### PROBLEM TO SOLVE
Give the entries back exactly as they stand, but without pictures.

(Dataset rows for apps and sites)

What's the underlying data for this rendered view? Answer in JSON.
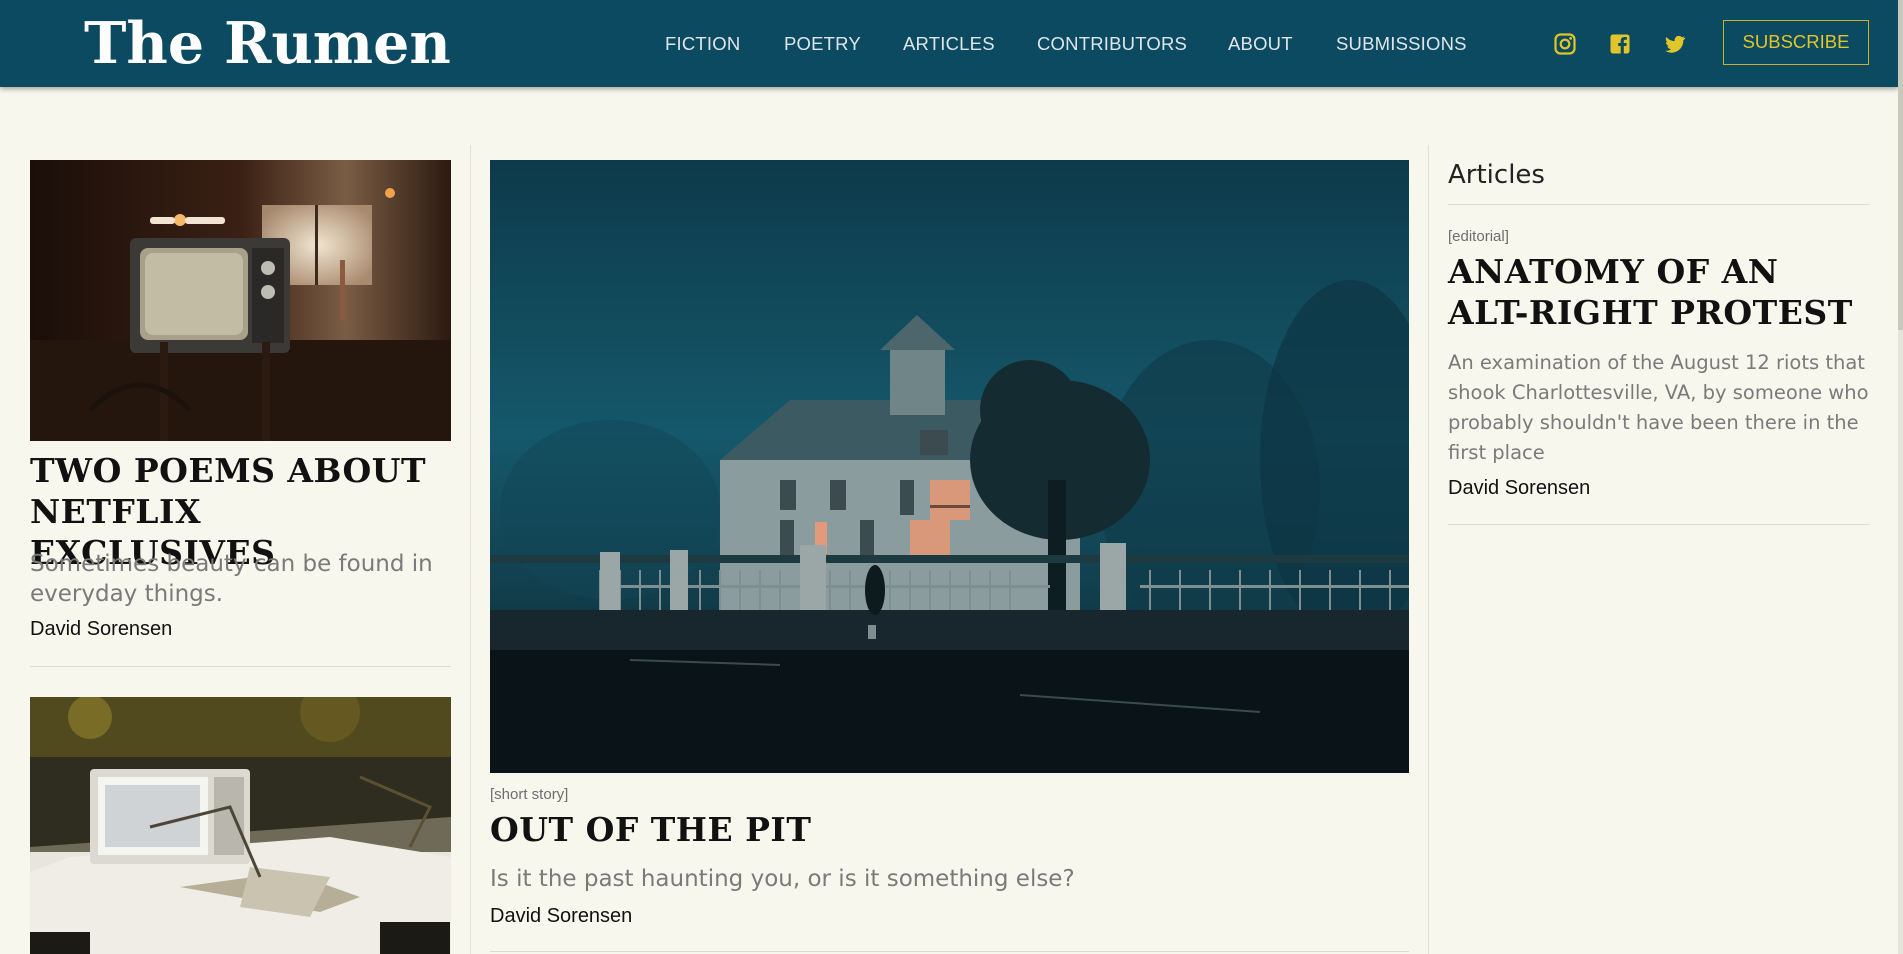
{
  "brand": {
    "name": "The Rumen"
  },
  "nav": {
    "items": [
      {
        "label": "FICTION"
      },
      {
        "label": "POETRY"
      },
      {
        "label": "ARTICLES"
      },
      {
        "label": "CONTRIBUTORS"
      },
      {
        "label": "ABOUT"
      },
      {
        "label": "SUBMISSIONS"
      }
    ],
    "social_icons": [
      "instagram-icon",
      "facebook-icon",
      "twitter-icon"
    ],
    "subscribe_label": "SUBSCRIBE"
  },
  "colors": {
    "header_bg": "#0c4a61",
    "page_bg": "#f8f7ed",
    "accent_gold": "#e0c62a",
    "nav_text": "#dfe6ea"
  },
  "left_column": {
    "cards": [
      {
        "image": "vintage-tv-photo",
        "title": "TWO POEMS ABOUT NETFLIX EXCLUSIVES",
        "description": "Sometimes beauty can be found in everyday things.",
        "author": "David Sorensen"
      },
      {
        "image": "broken-microwave-photo"
      }
    ]
  },
  "featured": {
    "image": "foggy-house-photo",
    "tag": "[short story]",
    "title": "OUT OF THE PIT",
    "description": "Is it the past haunting you, or is it something else?",
    "author": "David Sorensen"
  },
  "aside": {
    "heading": "Articles",
    "items": [
      {
        "tag": "[editorial]",
        "title": "ANATOMY OF AN ALT-RIGHT PROTEST",
        "description": "An examination of the August 12 riots that shook Charlottesville, VA, by someone who probably shouldn't have been there in the first place",
        "author": "David Sorensen"
      }
    ]
  }
}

### PROBLEM SOLUTION
What's the underlying data for this rendered view? Answer in JSON.
{
  "brand": {
    "name": "The Rumen"
  },
  "nav": {
    "items": [
      {
        "label": "FICTION"
      },
      {
        "label": "POETRY"
      },
      {
        "label": "ARTICLES"
      },
      {
        "label": "CONTRIBUTORS"
      },
      {
        "label": "ABOUT"
      },
      {
        "label": "SUBMISSIONS"
      }
    ],
    "social_icons": [
      "instagram-icon",
      "facebook-icon",
      "twitter-icon"
    ],
    "subscribe_label": "SUBSCRIBE"
  },
  "colors": {
    "header_bg": "#0c4a61",
    "page_bg": "#f8f7ed",
    "accent_gold": "#e0c62a",
    "nav_text": "#dfe6ea"
  },
  "left_column": {
    "cards": [
      {
        "image": "vintage-tv-photo",
        "title": "TWO POEMS ABOUT NETFLIX EXCLUSIVES",
        "description": "Sometimes beauty can be found in everyday things.",
        "author": "David Sorensen"
      },
      {
        "image": "broken-microwave-photo"
      }
    ]
  },
  "featured": {
    "image": "foggy-house-photo",
    "tag": "[short story]",
    "title": "OUT OF THE PIT",
    "description": "Is it the past haunting you, or is it something else?",
    "author": "David Sorensen"
  },
  "aside": {
    "heading": "Articles",
    "items": [
      {
        "tag": "[editorial]",
        "title": "ANATOMY OF AN ALT-RIGHT PROTEST",
        "description": "An examination of the August 12 riots that shook Charlottesville, VA, by someone who probably shouldn't have been there in the first place",
        "author": "David Sorensen"
      }
    ]
  }
}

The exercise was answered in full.